If you’ve been making energy improvements around your house, be sure to consider the available residential energy tax credits.
To claim a credit for 2013, the improvements must be installed by the end of this year. Some residential energy tax credits are scheduled to expire at the end of 2013, while others will remain in effect for a few more years.
The credits, which are aimed at homeowners installing energy-efficient improvements such as insulation, new windows (including skylights), certain roofs, furnaces and hot water boilers, ranged from $50 to $1,500 in years past and now are limited to a lifetime maximum of $500, depending on the type of property placed in service.
In Notice 2013-70, the IRS provides additional guidance on the types of property that qualify for the credits.
Code Sec. 25C allows a credit in an amount equal to the sum of:
The credit is allowed for qualifying property placed in service through Dec. 31, 2013. For property placed in service in tax years beginning in 2009 and 2010, Code Sec. 25C allowed a maximum aggregate credit of $1,500. For other years, the credit is limited to the excess of $500 over the aggregate credits allowed for all prior tax years ending after Dec. 31, 2005 (including credits claimed in 2009 and 2010).

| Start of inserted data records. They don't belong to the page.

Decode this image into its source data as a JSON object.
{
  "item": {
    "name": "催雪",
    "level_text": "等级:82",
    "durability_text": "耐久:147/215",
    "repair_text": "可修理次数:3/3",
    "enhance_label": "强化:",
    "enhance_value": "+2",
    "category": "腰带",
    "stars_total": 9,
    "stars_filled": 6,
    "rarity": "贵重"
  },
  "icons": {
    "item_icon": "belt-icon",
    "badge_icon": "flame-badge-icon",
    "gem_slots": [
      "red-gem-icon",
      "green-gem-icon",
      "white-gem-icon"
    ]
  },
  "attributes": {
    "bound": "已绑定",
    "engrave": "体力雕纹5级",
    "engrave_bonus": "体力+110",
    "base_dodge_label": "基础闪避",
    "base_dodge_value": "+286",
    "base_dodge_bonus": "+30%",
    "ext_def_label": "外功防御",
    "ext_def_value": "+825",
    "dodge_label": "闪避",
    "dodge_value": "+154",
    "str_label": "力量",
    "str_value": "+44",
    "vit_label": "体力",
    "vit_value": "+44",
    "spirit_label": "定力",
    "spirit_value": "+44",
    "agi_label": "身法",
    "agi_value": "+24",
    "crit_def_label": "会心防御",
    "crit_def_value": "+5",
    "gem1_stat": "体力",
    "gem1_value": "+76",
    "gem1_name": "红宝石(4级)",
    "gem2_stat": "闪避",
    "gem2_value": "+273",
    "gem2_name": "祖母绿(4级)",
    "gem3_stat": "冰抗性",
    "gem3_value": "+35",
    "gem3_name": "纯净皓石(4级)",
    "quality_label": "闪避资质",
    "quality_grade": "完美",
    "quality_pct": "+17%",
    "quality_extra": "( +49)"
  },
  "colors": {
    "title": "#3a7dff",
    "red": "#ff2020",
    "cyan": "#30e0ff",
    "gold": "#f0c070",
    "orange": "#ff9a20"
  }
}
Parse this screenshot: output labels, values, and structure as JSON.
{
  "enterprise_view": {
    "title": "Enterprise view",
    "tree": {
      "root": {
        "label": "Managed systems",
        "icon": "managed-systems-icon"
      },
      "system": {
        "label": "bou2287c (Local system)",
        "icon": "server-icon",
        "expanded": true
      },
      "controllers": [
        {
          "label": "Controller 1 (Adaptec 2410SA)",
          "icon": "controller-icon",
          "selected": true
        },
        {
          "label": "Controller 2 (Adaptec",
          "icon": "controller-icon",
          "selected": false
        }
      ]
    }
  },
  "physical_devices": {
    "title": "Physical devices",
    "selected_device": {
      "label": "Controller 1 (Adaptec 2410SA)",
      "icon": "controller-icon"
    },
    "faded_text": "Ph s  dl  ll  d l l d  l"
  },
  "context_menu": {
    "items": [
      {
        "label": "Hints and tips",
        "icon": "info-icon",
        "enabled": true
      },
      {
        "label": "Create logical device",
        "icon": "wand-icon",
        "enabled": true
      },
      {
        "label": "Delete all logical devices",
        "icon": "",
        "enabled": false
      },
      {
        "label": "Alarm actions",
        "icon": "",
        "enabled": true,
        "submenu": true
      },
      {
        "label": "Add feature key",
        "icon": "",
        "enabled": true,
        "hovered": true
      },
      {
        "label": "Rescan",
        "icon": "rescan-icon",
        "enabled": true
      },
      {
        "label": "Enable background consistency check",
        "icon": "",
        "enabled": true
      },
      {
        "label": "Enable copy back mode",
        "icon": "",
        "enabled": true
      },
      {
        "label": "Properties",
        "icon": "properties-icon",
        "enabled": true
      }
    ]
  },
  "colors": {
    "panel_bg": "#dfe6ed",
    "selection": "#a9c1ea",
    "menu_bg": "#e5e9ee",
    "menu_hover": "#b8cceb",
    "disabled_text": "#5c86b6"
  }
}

The credit under Code Sec. 25C may be limited depending on the type of property placed in service. For example, the maximum credit allowed for any tax year is $50 for any advanced main air-circulating fan; $150 for any qualified natural gas, propane or oil furnace or hot water boiler; and $300 for any item of energy-efficient building property. In the case of amounts paid for exterior windows, including skylights, the credit is limited to the excess of $200 over the aggregate maximum amount of the credits allowed for exterior windows for all prior tax years ending after Dec. 31, 2005.
Code Sec. 25D allows a credit for qualified expenditures made for residential energy-efficient property placed in service before Jan. 1, 2017. The IRS defines qualified expenditures for residential energy-efficient property to include:
You may rely on a manufacturer’s certification that property is eligible for either credit – so long as the IRS has not withdrawn the manufacturer’s right to make the certification. ■
©2013 CPAmerica International